Putative Fathers and Adoption in North Carolina
Erik L. Smith
A Child's Hope, LLC v. Doe, No. 05-679, 2006 N.C. App. LEXIS 1291 (N.C. App. Ct. June 20, 2006)
Well, so much for "inquiry." Here, the unwed mother and father had dated for about a year during college when the mother became pregnant. The father attended a prenatal appointment with the mother, cared for her other children so she could attend other prenatal appointments, engaged in conversations about naming the child, and bought a larger car to transport the child. While the mother was still pregnant, the father moved back home from college and began working odd jobs and seeking full-time employment. Meanwhile, he and the mother discussed baby names and planned to marry.
The father then told the mother that he was not ready to get married and the relationship broke off. But the father made his desire to care for the child clear. When the mother later asked the father about relinquishing his parental rights, the father replied that if she did not want the baby he would care for it. Later, the mother told the father that there was "no more baby." The father's aunt called the mother for clarification, whereupon the mother stated she had miscarried.
The mother then surrendered the child for adoption, swearing she did not know the father's identity or whereabouts because she had been raped while unconscious at a party thrown by unidentified people. She made no police report and no signs of rape were found upon examination. Based upon that information, the agency published notification in a newspaper to the unknown parent.
The father saw a news article about a baby that had been abandoned at a hospital around the time of the alleged miscarriage. Suspecting the mother may have lied, the father contacted the hospital, but was denied information due to confidentiality laws. So the father contacted Social Services to take a DNA test regarding the abandoned child. The results were negative. But Social Services contacted the mother, who stuck by her party/rape story and said that the child had been adopted. Social Services contacted the adoption agency and arranged for a paternity test for the father. The results were positive and the father moved to legitimate the child.
The trial court found, among other things, that the father had continued to prepare to parent the minor child by maintaining consistent contact by phone and in person with the mother regarding the progress of the pregnancy, leaving school to return home to care for the child, gaining and maintaining employment, attending a prenatal appointment, caring for the mother's other two children so that she could attend other prenatal appointments, engaging in conversations regarding the naming of the child, and purchasing a larger car to transport the child. The father's consent was therefore needed.
The Appellate Court reversed, holding that the trial court had not found facts showing that, after suspecting that the mother had lied, and before the adoption petition was filed, the father had legitimated, supported, or consistently cared for the child.

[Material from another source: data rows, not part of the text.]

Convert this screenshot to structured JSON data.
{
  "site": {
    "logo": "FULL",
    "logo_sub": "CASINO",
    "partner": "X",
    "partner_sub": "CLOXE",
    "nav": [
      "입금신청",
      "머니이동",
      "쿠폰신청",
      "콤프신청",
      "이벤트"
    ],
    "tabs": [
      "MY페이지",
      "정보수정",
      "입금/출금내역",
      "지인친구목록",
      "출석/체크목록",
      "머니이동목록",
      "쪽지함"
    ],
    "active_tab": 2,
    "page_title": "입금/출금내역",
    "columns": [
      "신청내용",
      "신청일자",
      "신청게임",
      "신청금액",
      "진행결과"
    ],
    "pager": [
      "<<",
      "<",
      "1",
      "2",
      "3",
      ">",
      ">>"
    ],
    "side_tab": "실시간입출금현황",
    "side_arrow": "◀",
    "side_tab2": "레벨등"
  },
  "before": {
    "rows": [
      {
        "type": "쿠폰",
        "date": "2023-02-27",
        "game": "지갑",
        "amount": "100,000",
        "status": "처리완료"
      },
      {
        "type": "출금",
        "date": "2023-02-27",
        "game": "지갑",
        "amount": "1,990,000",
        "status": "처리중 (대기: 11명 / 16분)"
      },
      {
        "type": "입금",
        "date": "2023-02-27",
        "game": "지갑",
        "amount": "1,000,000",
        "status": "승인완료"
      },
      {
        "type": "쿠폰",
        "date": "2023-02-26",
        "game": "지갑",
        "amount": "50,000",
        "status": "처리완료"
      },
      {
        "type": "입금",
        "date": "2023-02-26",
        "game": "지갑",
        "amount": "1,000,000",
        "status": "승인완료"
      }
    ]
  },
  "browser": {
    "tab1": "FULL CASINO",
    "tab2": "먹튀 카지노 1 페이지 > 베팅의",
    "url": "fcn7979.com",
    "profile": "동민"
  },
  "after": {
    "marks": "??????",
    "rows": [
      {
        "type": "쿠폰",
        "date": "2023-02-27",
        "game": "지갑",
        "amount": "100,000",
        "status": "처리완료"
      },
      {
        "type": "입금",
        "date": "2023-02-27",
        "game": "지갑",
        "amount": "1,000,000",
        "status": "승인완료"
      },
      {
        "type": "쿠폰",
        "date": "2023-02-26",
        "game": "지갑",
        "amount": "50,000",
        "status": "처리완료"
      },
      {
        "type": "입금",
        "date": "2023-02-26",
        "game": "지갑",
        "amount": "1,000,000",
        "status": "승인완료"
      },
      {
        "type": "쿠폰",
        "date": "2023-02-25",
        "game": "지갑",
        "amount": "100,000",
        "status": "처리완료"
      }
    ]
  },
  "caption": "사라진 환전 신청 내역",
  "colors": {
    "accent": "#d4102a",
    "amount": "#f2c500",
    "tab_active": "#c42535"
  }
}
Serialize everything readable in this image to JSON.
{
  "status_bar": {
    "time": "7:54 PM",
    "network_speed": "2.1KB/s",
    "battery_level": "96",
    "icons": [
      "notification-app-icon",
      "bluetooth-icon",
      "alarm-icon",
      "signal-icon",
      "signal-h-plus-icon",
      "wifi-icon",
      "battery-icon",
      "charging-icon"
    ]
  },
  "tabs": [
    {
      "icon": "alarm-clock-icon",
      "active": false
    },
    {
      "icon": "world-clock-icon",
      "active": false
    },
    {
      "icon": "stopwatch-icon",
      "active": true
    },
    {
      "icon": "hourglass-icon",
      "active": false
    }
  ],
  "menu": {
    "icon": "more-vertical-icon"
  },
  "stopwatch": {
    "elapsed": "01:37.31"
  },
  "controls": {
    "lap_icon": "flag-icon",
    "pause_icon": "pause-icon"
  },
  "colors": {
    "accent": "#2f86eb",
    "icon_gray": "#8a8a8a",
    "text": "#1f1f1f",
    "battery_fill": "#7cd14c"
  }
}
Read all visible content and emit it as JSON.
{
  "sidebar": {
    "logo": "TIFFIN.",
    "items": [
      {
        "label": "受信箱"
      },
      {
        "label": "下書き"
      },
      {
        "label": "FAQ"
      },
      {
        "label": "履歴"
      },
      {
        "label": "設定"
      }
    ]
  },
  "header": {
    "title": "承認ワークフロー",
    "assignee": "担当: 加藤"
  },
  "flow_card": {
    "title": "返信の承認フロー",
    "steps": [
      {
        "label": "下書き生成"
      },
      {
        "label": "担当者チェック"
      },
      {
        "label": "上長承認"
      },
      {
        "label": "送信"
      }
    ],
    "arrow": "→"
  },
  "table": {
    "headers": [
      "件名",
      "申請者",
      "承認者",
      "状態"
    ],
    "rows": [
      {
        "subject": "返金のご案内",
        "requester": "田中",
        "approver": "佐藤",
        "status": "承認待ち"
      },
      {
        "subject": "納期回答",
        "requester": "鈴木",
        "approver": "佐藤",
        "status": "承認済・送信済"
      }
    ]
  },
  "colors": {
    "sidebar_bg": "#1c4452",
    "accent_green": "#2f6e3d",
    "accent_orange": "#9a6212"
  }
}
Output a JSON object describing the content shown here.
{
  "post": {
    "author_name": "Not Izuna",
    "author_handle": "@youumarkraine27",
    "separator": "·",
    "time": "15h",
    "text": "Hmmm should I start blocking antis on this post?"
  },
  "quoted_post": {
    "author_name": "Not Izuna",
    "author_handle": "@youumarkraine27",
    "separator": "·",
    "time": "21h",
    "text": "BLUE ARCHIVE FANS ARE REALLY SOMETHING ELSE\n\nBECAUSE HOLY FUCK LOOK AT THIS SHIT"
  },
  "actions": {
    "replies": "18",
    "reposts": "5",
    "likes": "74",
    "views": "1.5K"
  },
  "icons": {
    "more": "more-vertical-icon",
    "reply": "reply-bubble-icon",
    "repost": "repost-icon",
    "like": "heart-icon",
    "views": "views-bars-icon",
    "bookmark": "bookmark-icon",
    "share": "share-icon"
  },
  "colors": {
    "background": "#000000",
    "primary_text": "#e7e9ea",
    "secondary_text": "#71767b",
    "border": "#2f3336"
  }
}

For years I have heard people say that a father who does not stay in contact with the mother after having a relationship with her to determine the status of a pregnancy deserves no say in the adoption of his biological child. This case proves that this notion is simply an excuse to eliminate fathers according to mothers' wishes. Here, the father did everything he could do to inquire. The court still concluded that the father had not followed the statutes by legitimating, supporting, or consistently caring for the child after suspecting the mother had lied. Obviously, inquiring and staying in contact was not enough. The father still needed to predict the mother was lying and find the ultimate truth.
That is the very catch-22 I have been discussing for some time: Where one law requires the father claim paternity and support while another law lets the mother keep the father from gaining the information he needs to do that. One answer, which I have voiced in several interviews, is to establish a putative father registry that does not require paternity claiming, and to eliminate the abandonment question where the mother works against the father.
Instead, we have a replay of Baby Richard, where the mother told the father that the child had died and the father searched for the truth. The father in Baby Richard was given custody four years later after the court found that the father had done all he could reasonably do given the mother's actions. After that case, there was an outcry for enacting putative father registries, wherein fathers could make their interests known without having to claim paternity or overcome the mother's dishonesty. Like Illinois in Baby Richard, North Carolina did not have a putative father registry
This case simply proves that even where a father inquires, cares for, and stays in contact with the mother, he will still be judged on whether he learned the full truth regardless of what he did to inquire or what the mother did to mislead him.
Erik L. Smith is a certified paralegal in Columbus, Ohio and an independent legal researcher for family law and personal injury attorneys. He has appeared on NPR, CNN, and PBS regarding adoption law and has published several of his articles on the internet and in hard copy publications such as Ohio Lawyer, Air Force Law Review, Probate Law Journal of Ohio, Adoption Today, and Midwifery Today.